An episode of Nat Geo's "Meet The Hutterites" recently featured a cast member who received some flak from the colony over his hobby of photography. I think the elders thought it was a frivolous waste of time. But that plot-line raised some interesting issues. As we've discussed here before there are wide variations among the "plain people" in comfort level over photography. The most conservative Old Order Amish cite strong religious reasons for not wanting to be photographed. They point to a verse in Exodus 20:4 "Thou shalt not make unto thee any graven image, or any likeness of any thing that is in heaven above, or that is in the earth beneath" Many Amish cite that verse as the theological underpinning for not allowing themselves to be photographed. Others have vanity issues, believing that being photographed is prideful or frivolous. And still other more progressive Amish don't seem to object at all to being photographed.

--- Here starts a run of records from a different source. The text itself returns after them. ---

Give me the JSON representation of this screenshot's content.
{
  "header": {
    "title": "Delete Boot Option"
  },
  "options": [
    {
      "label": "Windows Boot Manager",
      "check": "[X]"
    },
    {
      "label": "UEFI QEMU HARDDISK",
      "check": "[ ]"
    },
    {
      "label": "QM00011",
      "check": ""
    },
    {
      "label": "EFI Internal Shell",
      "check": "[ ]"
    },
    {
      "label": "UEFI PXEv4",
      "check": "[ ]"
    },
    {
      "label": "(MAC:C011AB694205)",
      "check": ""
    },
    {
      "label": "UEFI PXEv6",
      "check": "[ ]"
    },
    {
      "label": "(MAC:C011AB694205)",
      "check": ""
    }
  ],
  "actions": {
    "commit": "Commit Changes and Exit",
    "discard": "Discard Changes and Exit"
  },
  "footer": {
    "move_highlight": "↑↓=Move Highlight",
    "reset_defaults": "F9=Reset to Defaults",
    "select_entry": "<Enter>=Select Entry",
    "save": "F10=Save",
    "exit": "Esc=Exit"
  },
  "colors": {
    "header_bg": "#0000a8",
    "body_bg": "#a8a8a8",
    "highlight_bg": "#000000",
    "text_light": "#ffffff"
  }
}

Allwood Audubon Center and Farm in Montgomery County, Ohio is close to a large population of Old German Baptist Brethren who live to the west. This group generally doesn't like to be photographed either. But what about photographing other things: objects, scenery, etc? Many Plain People - Amish, Mennonites, Hutterites, and German Baptists - are avid photographers, snapping photos of wedding tables, sunrises, family trips, etc. The photos just don't general feature people. These German Baptists are getting some great close-up shots of some beautiful flowers. Of course, the issue arises in that Plain People are human and that some, if they have a camera to take photos of scenery, might be tempted to take some photos of loved ones, especially their children. Actually, since Amish children aren't baptized into the church yet, many Amish adults have more permissive attitudes about photographing them (that doesn't give strangers license to snap away their cameras at Amish kids, that is rude regardless of your religion). That's why calendars featuring the Amish often showcase children. And some conservative Mennonites don't mind being photographed at all. This is Cherlyn Beidler, a conservative young Mennonite woman in Pennsylvania who is an avid photographer.